Two days after Mauricio Macri's victory in Argentina, Uruguay's former president Jose Mujica wished Argentina the best with its new government, but also expressed fear about the 'institutional stability' of the country.
It's a difficult political scenario, it won't be simple, said Mujica in his daily radio program, in reference to business friendly Macri's victory, which also means the end of twelve uninterrupted years of Kirchnerism.
From the deepest of my heart I wish things in Argentina turn out positive, the best possible for its future government which the Argentine people have chosen, Mr. Macri, who takes office next 10 December.
Without giving further details, the former president said his wish has a 'double interest', for one, at least 300.000 Uruguayans live in Argentina and secondly if things work out for Argentina, this favors Uruguay, but when things go wrong, they end up bashing us on this side of the River.
Mujica then recalled the fateful 2002, when the Argentine political, economic and social crisis, gobbled Uruguay, with its dreadful consequences which we still have around us.
The Uruguayan leader again mentioned his fears about institutional stability in Argentina, the good wishes would not be sincere if I don't also mention my fears, since it's not an easy game. He added that fears and mistrust were born out history.
Mujica then said that the final vote count was very close and tight, and I believe media have been too quick in jumping into conclusions about Macri's victory.
”The fellow (Macri) is not in office yet, he still has to name his ministers, let's wait a little before announcing conclusions.
Mujica also admitted having several clashes with president Cristina Fernandez, but emphatically denied she is an enemy.
The former president took time to make some comments about Macri's announced intention of demanding Mercosur imposes the 'democratic clause' on Maduro's Venezuela for violation of the right to free speech, jailing members of the opposition and media censoring and intimidation.
It's very easy to criticize Venezuela, but there are also many other places to criticize. In Asunción, Paraguay they killed four mayors and they are our neighbors.
Finally Mujica who is in his eighties, said in his radio program that he has no intention of running for the presidency again or for chairman of the ruling coalition, Broad Front, the little strength I have left will be dedicated to help renew our alliance.
Mujica's wife and current Senator Lucía Topolansky also spoke about Argentina and Venezuela, two issues that have exposed divisions inside Uruguay's ruling coalition.
President-elect Mauricio Macri will have to negotiate from the very first day as the ruling party won’t have the majority in the Congress, said Topolansky adding that Venezuela is not on the verge of an institutional breakdown to justify Macri’s eventual request to suspend the Maduro regime from the Mercosur trade bloc.
For the legislative process and the bills debated in Congress, he will have to count with the votes of both houses.

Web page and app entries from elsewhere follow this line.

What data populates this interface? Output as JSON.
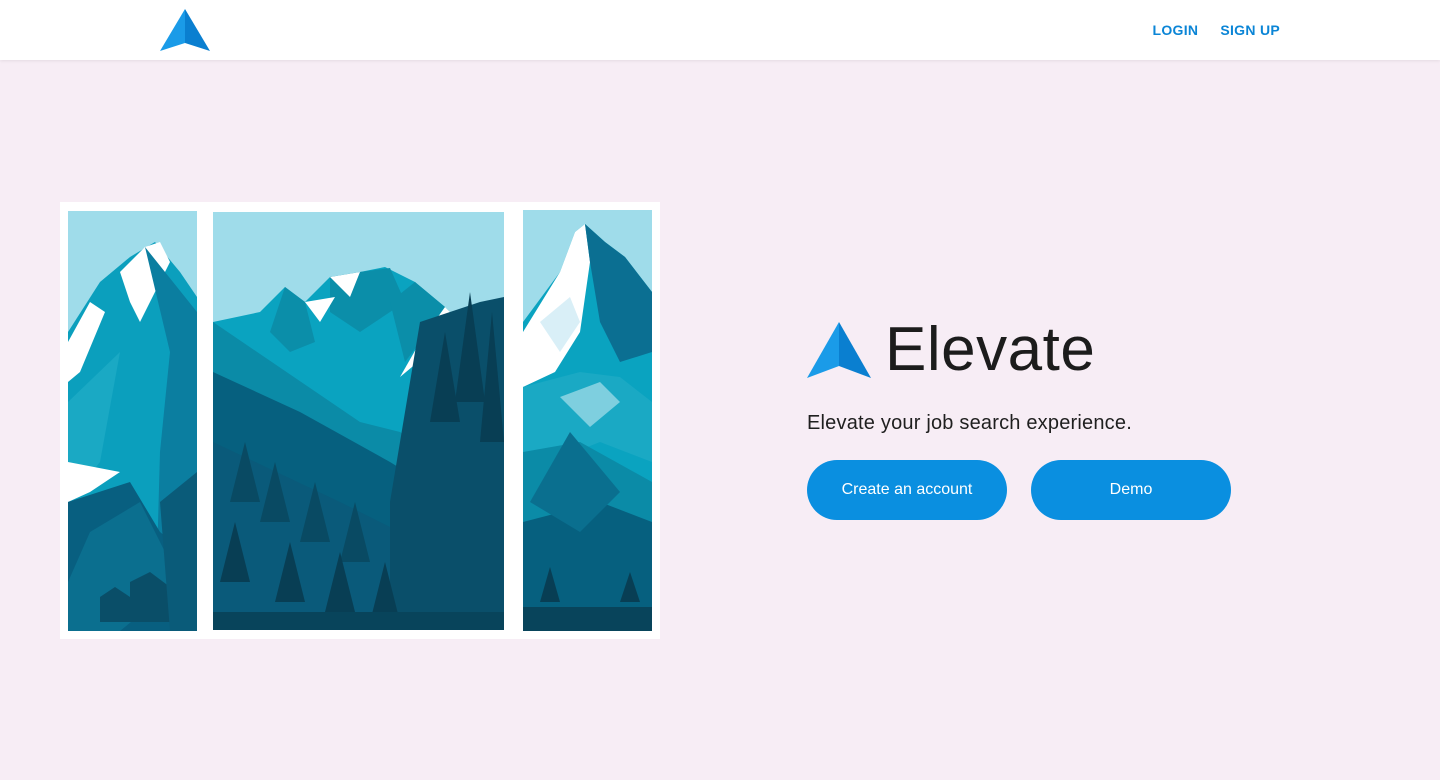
{
  "nav": {
    "logo_icon": "elevate-arrow-logo-icon",
    "links": [
      {
        "label": "LOGIN"
      },
      {
        "label": "SIGN UP"
      }
    ]
  },
  "hero": {
    "brand_icon": "elevate-arrow-logo-icon",
    "brand_name": "Elevate",
    "tagline": "Elevate your job search experience.",
    "buttons": {
      "create_account": "Create an account",
      "demo": "Demo"
    }
  },
  "illustration": {
    "icon": "mountain-triptych-illustration"
  },
  "colors": {
    "accent": "#0a8fe0",
    "nav_link": "#0b85d6",
    "background": "#f7edf5",
    "heading": "#1c1c1c"
  }
}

We, in Uruguay, have a parliamentary majority. That was the heart of the question, and Macri does not” she added.
“Argentines will have to make an enormous effort for dialogue. Argentina is a very large and rich country, for Latin America and for the world,” underlined Toplansky. ”I hope they reach that understanding. It’s crucial Argentina does well.”
Finally the former First Lady ruled out any fraud possibilities in Venezuela’s upcoming parliamentary elections to be held on December 6.